WHAT TO PRODUCE: The answer is every line in the data below that contains the word "Animation".

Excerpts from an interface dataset

—————

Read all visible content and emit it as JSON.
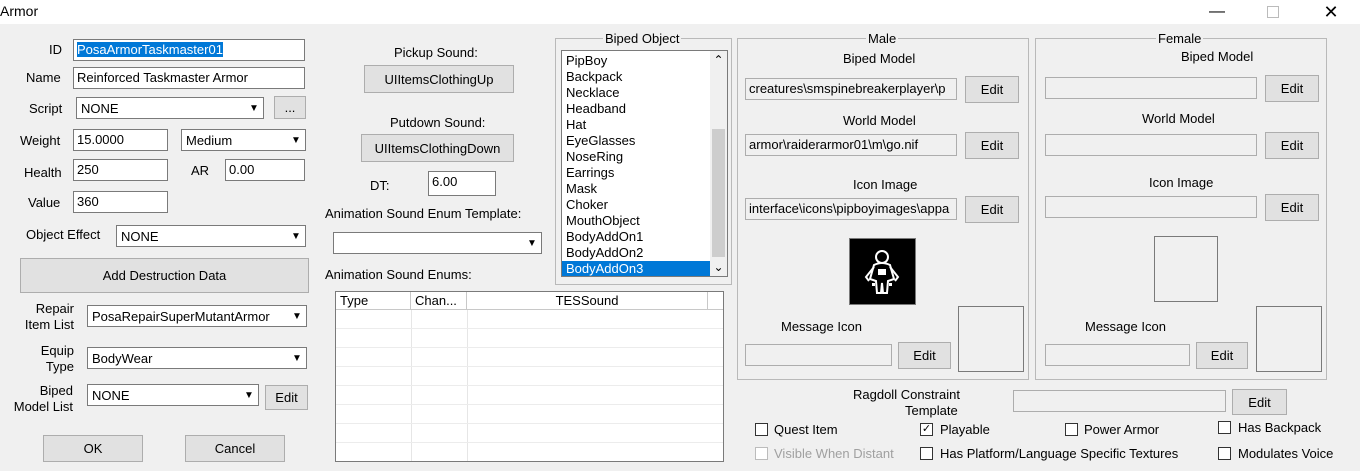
{
  "window": {
    "title": "Armor"
  },
  "general": {
    "id_label": "ID",
    "id_value": "PosaArmorTaskmaster01",
    "name_label": "Name",
    "name_value": "Reinforced Taskmaster Armor",
    "script_label": "Script",
    "script_value": "NONE",
    "script_browse": "...",
    "weight_label": "Weight",
    "weight_value": "15.0000",
    "weight_class": "Medium",
    "health_label": "Health",
    "health_value": "250",
    "ar_label": "AR",
    "ar_value": "0.00",
    "value_label": "Value",
    "value_value": "360",
    "object_effect_label": "Object Effect",
    "object_effect_value": "NONE",
    "add_destruction_label": "Add Destruction Data",
    "repair_list_label_1": "Repair",
    "repair_list_label_2": "Item List",
    "repair_list_value": "PosaRepairSuperMutantArmor",
    "equip_type_label_1": "Equip",
    "equip_type_label_2": "Type",
    "equip_type_value": "BodyWear",
    "biped_model_list_label_1": "Biped",
    "biped_model_list_label_2": "Model List",
    "biped_model_list_value": "NONE",
    "biped_model_list_edit": "Edit",
    "ok_label": "OK",
    "cancel_label": "Cancel"
  },
  "sounds": {
    "pickup_label": "Pickup Sound:",
    "pickup_value": "UIItemsClothingUp",
    "putdown_label": "Putdown Sound:",
    "putdown_value": "UIItemsClothingDown",
    "dt_label": "DT:",
    "dt_value": "6.00",
    "anim_template_label": "Animation Sound Enum Template:",
    "anim_template_value": "",
    "anim_enums_label": "Animation Sound Enums:",
    "enum_columns": [
      "Type",
      "Chan...",
      "TESSound"
    ]
  },
  "biped_object": {
    "legend": "Biped Object",
    "items": [
      "PipBoy",
      "Backpack",
      "Necklace",
      "Headband",
      "Hat",
      "EyeGlasses",
      "NoseRing",
      "Earrings",
      "Mask",
      "Choker",
      "MouthObject",
      "BodyAddOn1",
      "BodyAddOn2",
      "BodyAddOn3"
    ],
    "selected": "BodyAddOn3"
  },
  "male": {
    "legend": "Male",
    "biped_model_label": "Biped Model",
    "biped_model_path": "creatures\\smspinebreakerplayer\\p",
    "world_model_label": "World Model",
    "world_model_path": "armor\\raiderarmor01\\m\\go.nif",
    "icon_image_label": "Icon Image",
    "icon_image_path": "interface\\icons\\pipboyimages\\appa",
    "message_icon_label": "Message Icon",
    "message_icon_path": "",
    "edit_label": "Edit"
  },
  "female": {
    "legend": "Female",
    "biped_model_label": "Biped Model",
    "biped_model_path": "",
    "world_model_label": "World Model",
    "world_model_path": "",
    "icon_image_label": "Icon Image",
    "icon_image_path": "",
    "message_icon_label": "Message Icon",
    "message_icon_path": "",
    "edit_label": "Edit"
  },
  "ragdoll": {
    "label_1": "Ragdoll Constraint",
    "label_2": "Template",
    "value": "",
    "edit_label": "Edit"
  },
  "flags": {
    "quest_item": {
      "label": "Quest Item",
      "checked": false,
      "enabled": true
    },
    "playable": {
      "label": "Playable",
      "checked": true,
      "enabled": true
    },
    "power_armor": {
      "label": "Power Armor",
      "checked": false,
      "enabled": true
    },
    "has_backpack": {
      "label": "Has Backpack",
      "checked": false,
      "enabled": true
    },
    "visible_when_distant": {
      "label": "Visible When Distant",
      "checked": false,
      "enabled": false
    },
    "has_platform_textures": {
      "label": "Has Platform/Language Specific Textures",
      "checked": false,
      "enabled": true
    },
    "modulates_voice": {
      "label": "Modulates Voice",
      "checked": false,
      "enabled": true
    }
  },
  "colors": {
    "selection": "#0078d7",
    "window_bg": "#f0f0f0"
  }
}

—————

RESULT FOR THIS EXERCISE:
    "anim_template_label": "Animation Sound Enum Template:",
    "anim_enums_label": "Animation Sound Enums:",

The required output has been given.